[BRIEF]: The data is to be retyped in full, exactly.
(DATA SUPPLIED begins)
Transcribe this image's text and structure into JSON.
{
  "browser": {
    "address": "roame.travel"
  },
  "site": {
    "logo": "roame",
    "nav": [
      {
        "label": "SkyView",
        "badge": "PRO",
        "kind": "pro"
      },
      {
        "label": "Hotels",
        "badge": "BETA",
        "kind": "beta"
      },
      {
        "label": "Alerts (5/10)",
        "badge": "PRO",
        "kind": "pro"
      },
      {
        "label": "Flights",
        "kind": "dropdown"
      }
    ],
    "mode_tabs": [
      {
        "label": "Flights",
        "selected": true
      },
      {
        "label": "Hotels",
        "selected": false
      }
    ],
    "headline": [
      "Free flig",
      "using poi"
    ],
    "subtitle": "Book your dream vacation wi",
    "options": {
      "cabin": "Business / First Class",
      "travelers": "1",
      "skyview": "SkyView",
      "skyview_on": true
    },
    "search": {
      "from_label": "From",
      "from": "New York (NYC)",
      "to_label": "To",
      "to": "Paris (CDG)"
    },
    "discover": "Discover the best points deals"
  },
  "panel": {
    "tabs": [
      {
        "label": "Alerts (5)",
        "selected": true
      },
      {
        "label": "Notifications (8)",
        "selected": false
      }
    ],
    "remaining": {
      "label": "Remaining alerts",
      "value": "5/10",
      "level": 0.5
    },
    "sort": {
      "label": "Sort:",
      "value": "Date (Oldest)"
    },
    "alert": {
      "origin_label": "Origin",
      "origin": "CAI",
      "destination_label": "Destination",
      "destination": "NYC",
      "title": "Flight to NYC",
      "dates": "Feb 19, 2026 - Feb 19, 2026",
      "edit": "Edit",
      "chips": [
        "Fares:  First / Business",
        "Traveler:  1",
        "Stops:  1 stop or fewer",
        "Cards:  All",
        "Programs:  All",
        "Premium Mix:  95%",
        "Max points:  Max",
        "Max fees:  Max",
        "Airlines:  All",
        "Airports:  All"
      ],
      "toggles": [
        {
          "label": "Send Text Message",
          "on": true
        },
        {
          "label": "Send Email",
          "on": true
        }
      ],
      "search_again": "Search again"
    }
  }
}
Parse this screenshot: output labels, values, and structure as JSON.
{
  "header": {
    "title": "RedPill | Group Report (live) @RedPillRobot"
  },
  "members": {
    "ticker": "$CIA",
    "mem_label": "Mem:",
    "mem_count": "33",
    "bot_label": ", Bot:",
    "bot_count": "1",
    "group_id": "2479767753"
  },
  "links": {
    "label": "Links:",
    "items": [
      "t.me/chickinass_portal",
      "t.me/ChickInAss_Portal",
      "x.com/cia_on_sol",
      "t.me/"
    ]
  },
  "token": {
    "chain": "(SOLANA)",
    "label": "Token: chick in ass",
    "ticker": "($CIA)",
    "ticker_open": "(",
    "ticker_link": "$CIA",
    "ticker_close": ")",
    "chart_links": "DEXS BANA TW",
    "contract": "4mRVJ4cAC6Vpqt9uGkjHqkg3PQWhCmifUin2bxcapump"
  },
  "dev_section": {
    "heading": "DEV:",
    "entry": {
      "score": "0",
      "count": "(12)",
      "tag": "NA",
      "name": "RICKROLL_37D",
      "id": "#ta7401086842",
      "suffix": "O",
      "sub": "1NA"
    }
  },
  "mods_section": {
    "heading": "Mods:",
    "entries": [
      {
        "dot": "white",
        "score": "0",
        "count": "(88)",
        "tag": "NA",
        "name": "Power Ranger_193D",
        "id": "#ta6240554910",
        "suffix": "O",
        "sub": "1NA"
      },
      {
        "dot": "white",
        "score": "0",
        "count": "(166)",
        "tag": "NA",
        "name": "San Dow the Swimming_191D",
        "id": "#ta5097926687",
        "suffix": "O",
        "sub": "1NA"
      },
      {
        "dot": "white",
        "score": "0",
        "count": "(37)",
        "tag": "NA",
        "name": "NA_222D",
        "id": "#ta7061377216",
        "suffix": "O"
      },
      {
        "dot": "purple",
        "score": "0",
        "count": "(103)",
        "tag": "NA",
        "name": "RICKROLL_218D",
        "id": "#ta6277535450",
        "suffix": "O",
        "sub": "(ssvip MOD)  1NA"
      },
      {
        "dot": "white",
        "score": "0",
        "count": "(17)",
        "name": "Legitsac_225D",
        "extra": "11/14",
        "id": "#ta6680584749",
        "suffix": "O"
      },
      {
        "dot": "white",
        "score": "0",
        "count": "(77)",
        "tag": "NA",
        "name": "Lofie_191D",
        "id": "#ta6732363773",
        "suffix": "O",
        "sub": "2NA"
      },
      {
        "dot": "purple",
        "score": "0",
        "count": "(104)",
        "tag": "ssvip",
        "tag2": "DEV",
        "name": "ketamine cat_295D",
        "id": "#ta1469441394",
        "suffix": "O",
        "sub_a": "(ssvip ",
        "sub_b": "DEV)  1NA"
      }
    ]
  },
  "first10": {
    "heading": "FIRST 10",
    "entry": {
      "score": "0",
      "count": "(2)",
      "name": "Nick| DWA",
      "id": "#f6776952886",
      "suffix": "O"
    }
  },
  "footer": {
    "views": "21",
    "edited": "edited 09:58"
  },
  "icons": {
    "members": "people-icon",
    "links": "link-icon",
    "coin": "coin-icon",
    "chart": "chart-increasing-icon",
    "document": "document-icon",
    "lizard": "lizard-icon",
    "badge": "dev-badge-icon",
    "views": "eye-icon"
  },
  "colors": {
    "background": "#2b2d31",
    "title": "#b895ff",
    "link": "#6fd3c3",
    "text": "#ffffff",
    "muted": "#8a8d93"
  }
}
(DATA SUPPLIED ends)
[WRITTEN ANSWER]:
Transcribe this image's text and structure into JSON.
{
  "browser": {
    "address": "roame.travel"
  },
  "site": {
    "logo": "roame",
    "nav": [
      {
        "label": "SkyView",
        "badge": "PRO",
        "kind": "pro"
      },
      {
        "label": "Hotels",
        "badge": "BETA",
        "kind": "beta"
      },
      {
        "label": "Alerts (5/10)",
        "badge": "PRO",
        "kind": "pro"
      },
      {
        "label": "Flights",
        "kind": "dropdown"
      }
    ],
    "mode_tabs": [
      {
        "label": "Flights",
        "selected": true
      },
      {
        "label": "Hotels",
        "selected": false
      }
    ],
    "headline": [
      "Free flig",
      "using poi"
    ],
    "subtitle": "Book your dream vacation wi",
    "options": {
      "cabin": "Business / First Class",
      "travelers": "1",
      "skyview": "SkyView",
      "skyview_on": true
    },
    "search": {
      "from_label": "From",
      "from": "New York (NYC)",
      "to_label": "To",
      "to": "Paris (CDG)"
    },
    "discover": "Discover the best points deals"
  },
  "panel": {
    "tabs": [
      {
        "label": "Alerts (5)",
        "selected": true
      },
      {
        "label": "Notifications (8)",
        "selected": false
      }
    ],
    "remaining": {
      "label": "Remaining alerts",
      "value": "5/10",
      "level": 0.5
    },
    "sort": {
      "label": "Sort:",
      "value": "Date (Oldest)"
    },
    "alert": {
      "origin_label": "Origin",
      "origin": "CAI",
      "destination_label": "Destination",
      "destination": "NYC",
      "title": "Flight to NYC",
      "dates": "Feb 19, 2026 - Feb 19, 2026",
      "edit": "Edit",
      "chips": [
        "Fares:  First / Business",
        "Traveler:  1",
        "Stops:  1 stop or fewer",
        "Cards:  All",
        "Programs:  All",
        "Premium Mix:  95%",
        "Max points:  Max",
        "Max fees:  Max",
        "Airlines:  All",
        "Airports:  All"
      ],
      "toggles": [
        {
          "label": "Send Text Message",
          "on": true
        },
        {
          "label": "Send Email",
          "on": true
        }
      ],
      "search_again": "Search again"
    }
  }
}
Parse this screenshot: output labels, values, and structure as JSON.
{
  "header": {
    "title": "RedPill | Group Report (live) @RedPillRobot"
  },
  "members": {
    "ticker": "$CIA",
    "mem_label": "Mem:",
    "mem_count": "33",
    "bot_label": ", Bot:",
    "bot_count": "1",
    "group_id": "2479767753"
  },
  "links": {
    "label": "Links:",
    "items": [
      "t.me/chickinass_portal",
      "t.me/ChickInAss_Portal",
      "x.com/cia_on_sol",
      "t.me/"
    ]
  },
  "token": {
    "chain": "(SOLANA)",
    "label": "Token: chick in ass",
    "ticker": "($CIA)",
    "ticker_open": "(",
    "ticker_link": "$CIA",
    "ticker_close": ")",
    "chart_links": "DEXS BANA TW",
    "contract": "4mRVJ4cAC6Vpqt9uGkjHqkg3PQWhCmifUin2bxcapump"
  },
  "dev_section": {
    "heading": "DEV:",
    "entry": {
      "score": "0",
      "count": "(12)",
      "tag": "NA",
      "name": "RICKROLL_37D",
      "id": "#ta7401086842",
      "suffix": "O",
      "sub": "1NA"
    }
  },
  "mods_section": {
    "heading": "Mods:",
    "entries": [
      {
        "dot": "white",
        "score": "0",
        "count": "(88)",
        "tag": "NA",
        "name": "Power Ranger_193D",
        "id": "#ta6240554910",
        "suffix": "O",
        "sub": "1NA"
      },
      {
        "dot": "white",
        "score": "0",
        "count": "(166)",
        "tag": "NA",
        "name": "San Dow the Swimming_191D",
        "id": "#ta5097926687",
        "suffix": "O",
        "sub": "1NA"
      },
      {
        "dot": "white",
        "score": "0",
        "count": "(37)",
        "tag": "NA",
        "name": "NA_222D",
        "id": "#ta7061377216",
        "suffix": "O"
      },
      {
        "dot": "purple",
        "score": "0",
        "count": "(103)",
        "tag": "NA",
        "name": "RICKROLL_218D",
        "id": "#ta6277535450",
        "suffix": "O",
        "sub": "(ssvip MOD)  1NA"
      },
      {
        "dot": "white",
        "score": "0",
        "count": "(17)",
        "name": "Legitsac_225D",
        "extra": "11/14",
        "id": "#ta6680584749",
        "suffix": "O"
      },
      {
        "dot": "white",
        "score": "0",
        "count": "(77)",
        "tag": "NA",
        "name": "Lofie_191D",
        "id": "#ta6732363773",
        "suffix": "O",
        "sub": "2NA"
      },
      {
        "dot": "purple",
        "score": "0",
        "count": "(104)",
        "tag": "ssvip",
        "tag2": "DEV",
        "name": "ketamine cat_295D",
        "id": "#ta1469441394",
        "suffix": "O",
        "sub_a": "(ssvip ",
        "sub_b": "DEV)  1NA"
      }
    ]
  },
  "first10": {
    "heading": "FIRST 10",
    "entry": {
      "score": "0",
      "count": "(2)",
      "name": "Nick| DWA",
      "id": "#f6776952886",
      "suffix": "O"
    }
  },
  "footer": {
    "views": "21",
    "edited": "edited 09:58"
  },
  "icons": {
    "members": "people-icon",
    "links": "link-icon",
    "coin": "coin-icon",
    "chart": "chart-increasing-icon",
    "document": "document-icon",
    "lizard": "lizard-icon",
    "badge": "dev-badge-icon",
    "views": "eye-icon"
  },
  "colors": {
    "background": "#2b2d31",
    "title": "#b895ff",
    "link": "#6fd3c3",
    "text": "#ffffff",
    "muted": "#8a8d93"
  }
}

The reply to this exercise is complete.